We are pleased to present for sale, in our 18 April Modern British & Contemporary Art auction, the studio contents of Bet Low. Sold now on behalf of The Bet Low Trust, a registered Scottish charity set up by the artist in 1994 and continued, since her death, by a committee. The Trust awards scholarships to students or practising artists in Scotland in the fields of drawing or painting.
These fascinating works from her studio tell a story of two of Scotland’s distinct faces; from the streets of post-industrial Glasgow, to the cliff edge of our farthest flung isles. These works also reveal to us the dual preoccupations that drove her as an artist; from her politicised roots and deep engagement in the artistic community, to her meditative, almost spiritual connection to the Scottish landscape.
Low was born in 1924 in Gourock, a town at the mouth of the River Clyde. In 1942, she enrolled at the Glasgow School of Art. Here, whilst training under teachers like David Donaldson and Benno Schotz, she befriended contemporaries including Joan Eardley and Ian Hamilton Finlay, as well as influential émigré artists Josef Herman and Jankel Adler, whose studio she eventually took on. Like Eardley, Low followed up her diploma with a formative residency under James Cowie at Hospitalfields, Arbroath.
Also in common with these peers, Low possessed a single-minded focus towards her art practise that meant she only briefly entertained the idea, as many artists do, of becoming an art teacher. Instead she resolutely pursued an independent artistic career, starting by immersing herself in the creative community of Glasgow’s Unity Theatre.

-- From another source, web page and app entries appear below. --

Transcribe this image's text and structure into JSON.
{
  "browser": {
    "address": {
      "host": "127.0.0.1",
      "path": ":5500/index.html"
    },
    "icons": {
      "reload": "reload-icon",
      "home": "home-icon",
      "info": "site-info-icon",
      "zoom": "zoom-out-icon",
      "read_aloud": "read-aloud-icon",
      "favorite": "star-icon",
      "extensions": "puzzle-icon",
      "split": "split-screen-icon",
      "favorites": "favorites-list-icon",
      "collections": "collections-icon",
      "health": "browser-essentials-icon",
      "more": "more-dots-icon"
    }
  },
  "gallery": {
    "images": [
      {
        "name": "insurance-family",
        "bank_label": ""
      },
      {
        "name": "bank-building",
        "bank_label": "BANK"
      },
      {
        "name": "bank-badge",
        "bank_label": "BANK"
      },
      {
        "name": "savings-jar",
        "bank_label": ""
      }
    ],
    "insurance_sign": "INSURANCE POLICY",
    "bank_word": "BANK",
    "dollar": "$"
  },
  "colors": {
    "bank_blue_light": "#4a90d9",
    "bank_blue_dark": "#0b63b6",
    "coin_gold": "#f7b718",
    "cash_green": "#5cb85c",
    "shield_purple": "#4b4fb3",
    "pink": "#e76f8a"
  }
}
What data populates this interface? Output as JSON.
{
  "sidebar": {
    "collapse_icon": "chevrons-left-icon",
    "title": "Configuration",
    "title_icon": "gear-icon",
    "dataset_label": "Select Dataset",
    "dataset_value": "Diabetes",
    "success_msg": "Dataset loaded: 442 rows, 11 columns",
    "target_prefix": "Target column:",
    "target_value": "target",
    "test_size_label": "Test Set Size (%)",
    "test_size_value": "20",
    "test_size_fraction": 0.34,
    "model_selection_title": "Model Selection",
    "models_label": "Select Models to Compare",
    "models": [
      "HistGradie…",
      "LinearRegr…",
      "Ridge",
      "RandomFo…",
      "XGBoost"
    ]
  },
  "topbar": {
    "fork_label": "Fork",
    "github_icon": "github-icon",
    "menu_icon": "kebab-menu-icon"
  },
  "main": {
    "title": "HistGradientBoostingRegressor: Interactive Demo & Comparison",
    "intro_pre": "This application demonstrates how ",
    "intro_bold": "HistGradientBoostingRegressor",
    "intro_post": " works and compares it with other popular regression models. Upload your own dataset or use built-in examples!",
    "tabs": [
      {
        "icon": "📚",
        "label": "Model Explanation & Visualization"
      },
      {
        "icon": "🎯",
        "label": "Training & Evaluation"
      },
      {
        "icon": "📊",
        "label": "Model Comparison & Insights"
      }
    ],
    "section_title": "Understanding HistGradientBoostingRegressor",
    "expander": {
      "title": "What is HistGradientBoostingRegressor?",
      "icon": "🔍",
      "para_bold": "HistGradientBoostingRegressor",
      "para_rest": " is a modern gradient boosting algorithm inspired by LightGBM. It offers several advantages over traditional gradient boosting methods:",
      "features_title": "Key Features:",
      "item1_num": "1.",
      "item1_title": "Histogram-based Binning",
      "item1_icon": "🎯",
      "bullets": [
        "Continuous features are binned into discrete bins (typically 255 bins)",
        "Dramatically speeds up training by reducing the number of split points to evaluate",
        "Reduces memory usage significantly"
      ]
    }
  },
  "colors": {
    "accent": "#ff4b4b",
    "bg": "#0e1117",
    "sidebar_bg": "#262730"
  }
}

Here she painted and designed sets, illustrated periodicals and depicted the theatre’s characterful members of cast and crew, some of whom are featured in the portraiture shown here. The theatre shared the same building at the Refugee Centre, which proved influential on Low’s developing socialist ideologies. Though quite literally freezing in the proverbial bohemian garret during this time, the single-minded Low was in her element.
Over these formative years, Low fostered an enduring love of philosophy, politics and progressive discussion. In 1946 she joined the Clyde Group of Writers and Artists, whose manifesto sought to bring art and poetry to the masses, via a proactive series of exhibitions and events.
It was during this period that Low produced the bold, expressionistic ink drawings and linocuts of a Glasgow that has since disappeared. They remain remarkable snapshots of social history; depicting markets, street protesters and sooty tenement backcourts.
Later, the ever industrious Low set up The New Charing Cross Gallery in the early 1960s with fellow artist John Taylor. They invited art lover and collector Cyril Gerber to its board, who of course went on to found the Compass Gallery which carried on their good work, and continued to promote Low and her peers. Both galleries had finally provided a much needed platform for the city’s more progressive artists.
The 1960s also coincided with serious exploration into the field of abstraction. These works - sometimes monochromatic and later moving into tonal experimentation - convey a sense of movement, be they natural forces; perhaps water or air, or metaphysical; like the pulse of a music wave.
Low is best known for her atmospheric depictions of the Scottish landscape. She was especially interested in capturing and conveying the play of light as it traverses landforms and bodies of water. Above all, these works convey the transience of experience; evoking the sensation of a breeze on the face, a mizzle of mist on the skin, the sense of wonder felt when the light slants through a cloud ‘just so’, creating an effect so simply stunning it bonds itself to our memory.
Much of her best work in this area was painted in Orkney. While there, she became the friend of the poet George Mackay Brown, their connection unsurprising given the sense of the poetic that permeates her own work. Together they collaborated on ‘poem paintings’, celebrating the beauty of the Orcadian landscape.
Though critically regarded, loved by the canniest collectors of Scottish art, and increasingly on the radar of the next young generation of artists, Bet Low remains something of a well-kept secret; her market as yet failing to reflect her standing in the story of Scottish art. This is beginning to change, with prices notably and deservedly beginning to spike upwards in the last couple of years.
This sale represents the opportunity to invest in both classic examples of her mature style and scarcer, early material from her atelier which positions her in the heart of an exciting period in Glasgow’s artistic history.
A last word from her friend and supporter, the critic Cordelia Oliver, “It still seems to me that few other painters in Scotland have been able to pursue a line of visual thought so purposefully and relentlessly without tedious repetition”.
An apt description which, curiously, can’t help but put one in mind of some of Low’s more celebrated contemporaries, Eardley and Hamilton Finlay.
Modern British & Contemporary Art | 18 April | 11am in Edinburgh
Sun 15 April 12 noon to 4pm | Mon 16 & Tues 17 April 10am to 5pm | Day of the sale by appt only
Charlotte Riordan | 0131 557 8844 | email@example.com